What you should do -> An exact copy of all the data is the expected answer.

[Start of section]

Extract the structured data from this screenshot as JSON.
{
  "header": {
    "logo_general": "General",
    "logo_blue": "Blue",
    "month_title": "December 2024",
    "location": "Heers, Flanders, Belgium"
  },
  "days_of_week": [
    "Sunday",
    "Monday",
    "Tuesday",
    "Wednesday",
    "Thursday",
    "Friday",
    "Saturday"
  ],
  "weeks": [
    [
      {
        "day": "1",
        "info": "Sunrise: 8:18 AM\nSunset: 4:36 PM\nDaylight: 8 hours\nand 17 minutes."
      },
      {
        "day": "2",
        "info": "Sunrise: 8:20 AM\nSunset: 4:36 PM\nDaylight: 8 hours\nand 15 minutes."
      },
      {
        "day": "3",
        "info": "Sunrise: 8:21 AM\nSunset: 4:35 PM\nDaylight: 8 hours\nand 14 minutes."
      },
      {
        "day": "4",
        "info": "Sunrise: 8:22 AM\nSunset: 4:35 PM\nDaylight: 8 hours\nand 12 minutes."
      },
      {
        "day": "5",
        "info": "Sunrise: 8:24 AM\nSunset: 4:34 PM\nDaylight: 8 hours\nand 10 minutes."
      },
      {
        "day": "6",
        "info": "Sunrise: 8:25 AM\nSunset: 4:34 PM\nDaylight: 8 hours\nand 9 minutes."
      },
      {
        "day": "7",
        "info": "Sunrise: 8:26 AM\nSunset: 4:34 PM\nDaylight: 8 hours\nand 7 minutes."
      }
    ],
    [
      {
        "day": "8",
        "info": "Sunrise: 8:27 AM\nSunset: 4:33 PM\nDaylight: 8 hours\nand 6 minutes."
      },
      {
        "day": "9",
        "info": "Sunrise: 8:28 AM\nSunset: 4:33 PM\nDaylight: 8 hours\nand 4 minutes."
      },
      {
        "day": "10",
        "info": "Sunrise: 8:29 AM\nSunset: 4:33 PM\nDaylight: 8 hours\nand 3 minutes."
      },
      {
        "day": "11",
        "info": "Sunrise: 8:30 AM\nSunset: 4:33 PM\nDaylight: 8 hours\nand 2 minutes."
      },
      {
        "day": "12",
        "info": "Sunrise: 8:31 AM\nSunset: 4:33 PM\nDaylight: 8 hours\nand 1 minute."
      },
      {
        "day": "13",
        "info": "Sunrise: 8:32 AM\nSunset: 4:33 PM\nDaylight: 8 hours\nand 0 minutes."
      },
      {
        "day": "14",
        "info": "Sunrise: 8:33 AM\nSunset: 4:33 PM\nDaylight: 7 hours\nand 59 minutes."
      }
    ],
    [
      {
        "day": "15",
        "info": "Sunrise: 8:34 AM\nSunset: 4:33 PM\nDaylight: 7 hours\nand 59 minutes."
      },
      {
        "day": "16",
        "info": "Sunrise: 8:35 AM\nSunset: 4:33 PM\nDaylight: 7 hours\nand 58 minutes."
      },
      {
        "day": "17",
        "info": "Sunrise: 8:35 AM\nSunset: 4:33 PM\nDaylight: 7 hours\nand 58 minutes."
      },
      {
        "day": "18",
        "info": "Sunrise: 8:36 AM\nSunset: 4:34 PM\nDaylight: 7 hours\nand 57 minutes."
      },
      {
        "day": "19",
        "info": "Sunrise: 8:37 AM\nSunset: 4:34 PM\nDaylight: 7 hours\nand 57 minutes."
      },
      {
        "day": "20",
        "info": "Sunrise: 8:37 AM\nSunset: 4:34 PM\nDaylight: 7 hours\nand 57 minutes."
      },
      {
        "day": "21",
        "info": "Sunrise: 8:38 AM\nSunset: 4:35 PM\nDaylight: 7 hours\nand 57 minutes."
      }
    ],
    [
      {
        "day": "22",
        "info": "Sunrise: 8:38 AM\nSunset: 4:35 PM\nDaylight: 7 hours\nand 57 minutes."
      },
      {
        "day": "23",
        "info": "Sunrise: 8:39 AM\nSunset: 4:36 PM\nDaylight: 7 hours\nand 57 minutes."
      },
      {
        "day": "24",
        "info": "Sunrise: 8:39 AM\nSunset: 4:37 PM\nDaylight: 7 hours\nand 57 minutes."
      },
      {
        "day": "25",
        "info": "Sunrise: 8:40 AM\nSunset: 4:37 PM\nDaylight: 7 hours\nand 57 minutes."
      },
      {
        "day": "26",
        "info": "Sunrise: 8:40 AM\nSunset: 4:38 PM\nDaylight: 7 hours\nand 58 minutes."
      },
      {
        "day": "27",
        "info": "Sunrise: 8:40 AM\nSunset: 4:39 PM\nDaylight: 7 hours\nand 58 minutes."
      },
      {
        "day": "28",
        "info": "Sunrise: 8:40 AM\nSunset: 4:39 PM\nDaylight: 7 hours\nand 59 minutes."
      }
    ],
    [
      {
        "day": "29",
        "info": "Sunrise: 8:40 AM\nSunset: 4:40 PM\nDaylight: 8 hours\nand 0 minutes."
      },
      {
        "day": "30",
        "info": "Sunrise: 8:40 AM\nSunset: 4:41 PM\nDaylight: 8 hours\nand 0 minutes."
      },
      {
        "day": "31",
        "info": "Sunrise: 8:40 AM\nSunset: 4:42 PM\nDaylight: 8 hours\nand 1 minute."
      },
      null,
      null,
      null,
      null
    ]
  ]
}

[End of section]

Result of the task ->
Extract the structured data from this screenshot as JSON.
{
  "header": {
    "logo_general": "General",
    "logo_blue": "Blue",
    "month_title": "December 2024",
    "location": "Heers, Flanders, Belgium"
  },
  "days_of_week": [
    "Sunday",
    "Monday",
    "Tuesday",
    "Wednesday",
    "Thursday",
    "Friday",
    "Saturday"
  ],
  "weeks": [
    [
      {
        "day": "1",
        "info": "Sunrise: 8:18 AM\nSunset: 4:36 PM\nDaylight: 8 hours\nand 17 minutes."
      },
      {
        "day": "2",
        "info": "Sunrise: 8:20 AM\nSunset: 4:36 PM\nDaylight: 8 hours\nand 15 minutes."
      },
      {
        "day": "3",
        "info": "Sunrise: 8:21 AM\nSunset: 4:35 PM\nDaylight: 8 hours\nand 14 minutes."
      },
      {
        "day": "4",
        "info": "Sunrise: 8:22 AM\nSunset: 4:35 PM\nDaylight: 8 hours\nand 12 minutes."
      },
      {
        "day": "5",
        "info": "Sunrise: 8:24 AM\nSunset: 4:34 PM\nDaylight: 8 hours\nand 10 minutes."
      },
      {
        "day": "6",
        "info": "Sunrise: 8:25 AM\nSunset: 4:34 PM\nDaylight: 8 hours\nand 9 minutes."
      },
      {
        "day": "7",
        "info": "Sunrise: 8:26 AM\nSunset: 4:34 PM\nDaylight: 8 hours\nand 7 minutes."
      }
    ],
    [
      {
        "day": "8",
        "info": "Sunrise: 8:27 AM\nSunset: 4:33 PM\nDaylight: 8 hours\nand 6 minutes."
      },
      {
        "day": "9",
        "info": "Sunrise: 8:28 AM\nSunset: 4:33 PM\nDaylight: 8 hours\nand 4 minutes."
      },
      {
        "day": "10",
        "info": "Sunrise: 8:29 AM\nSunset: 4:33 PM\nDaylight: 8 hours\nand 3 minutes."
      },
      {
        "day": "11",
        "info": "Sunrise: 8:30 AM\nSunset: 4:33 PM\nDaylight: 8 hours\nand 2 minutes."
      },
      {
        "day": "12",
        "info": "Sunrise: 8:31 AM\nSunset: 4:33 PM\nDaylight: 8 hours\nand 1 minute."
      },
      {
        "day": "13",
        "info": "Sunrise: 8:32 AM\nSunset: 4:33 PM\nDaylight: 8 hours\nand 0 minutes."
      },
      {
        "day": "14",
        "info": "Sunrise: 8:33 AM\nSunset: 4:33 PM\nDaylight: 7 hours\nand 59 minutes."
      }
    ],
    [
      {
        "day": "15",
        "info": "Sunrise: 8:34 AM\nSunset: 4:33 PM\nDaylight: 7 hours\nand 59 minutes."
      },
      {
        "day": "16",
        "info": "Sunrise: 8:35 AM\nSunset: 4:33 PM\nDaylight: 7 hours\nand 58 minutes."
      },
      {
        "day": "17",
        "info": "Sunrise: 8:35 AM\nSunset: 4:33 PM\nDaylight: 7 hours\nand 58 minutes."
      },
      {
        "day": "18",
        "info": "Sunrise: 8:36 AM\nSunset: 4:34 PM\nDaylight: 7 hours\nand 57 minutes."
      },
      {
        "day": "19",
        "info": "Sunrise: 8:37 AM\nSunset: 4:34 PM\nDaylight: 7 hours\nand 57 minutes."
      },
      {
        "day": "20",
        "info": "Sunrise: 8:37 AM\nSunset: 4:34 PM\nDaylight: 7 hours\nand 57 minutes."
      },
      {
        "day": "21",
        "info": "Sunrise: 8:38 AM\nSunset: 4:35 PM\nDaylight: 7 hours\nand 57 minutes."
      }
    ],
    [
      {
        "day": "22",
        "info": "Sunrise: 8:38 AM\nSunset: 4:35 PM\nDaylight: 7 hours\nand 57 minutes."
      },
      {
        "day": "23",
        "info": "Sunrise: 8:39 AM\nSunset: 4:36 PM\nDaylight: 7 hours\nand 57 minutes."
      },
      {
        "day": "24",
        "info": "Sunrise: 8:39 AM\nSunset: 4:37 PM\nDaylight: 7 hours\nand 57 minutes."
      },
      {
        "day": "25",
        "info": "Sunrise: 8:40 AM\nSunset: 4:37 PM\nDaylight: 7 hours\nand 57 minutes."
      },
      {
        "day": "26",
        "info": "Sunrise: 8:40 AM\nSunset: 4:38 PM\nDaylight: 7 hours\nand 58 minutes."
      },
      {
        "day": "27",
        "info": "Sunrise: 8:40 AM\nSunset: 4:39 PM\nDaylight: 7 hours\nand 58 minutes."
      },
      {
        "day": "28",
        "info": "Sunrise: 8:40 AM\nSunset: 4:39 PM\nDaylight: 7 hours\nand 59 minutes."
      }
    ],
    [
      {
        "day": "29",
        "info": "Sunrise: 8:40 AM\nSunset: 4:40 PM\nDaylight: 8 hours\nand 0 minutes."
      },
      {
        "day": "30",
        "info": "Sunrise: 8:40 AM\nSunset: 4:41 PM\nDaylight: 8 hours\nand 0 minutes."
      },
      {
        "day": "31",
        "info": "Sunrise: 8:40 AM\nSunset: 4:42 PM\nDaylight: 8 hours\nand 1 minute."
      },
      null,
      null,
      null,
      null
    ]
  ]
}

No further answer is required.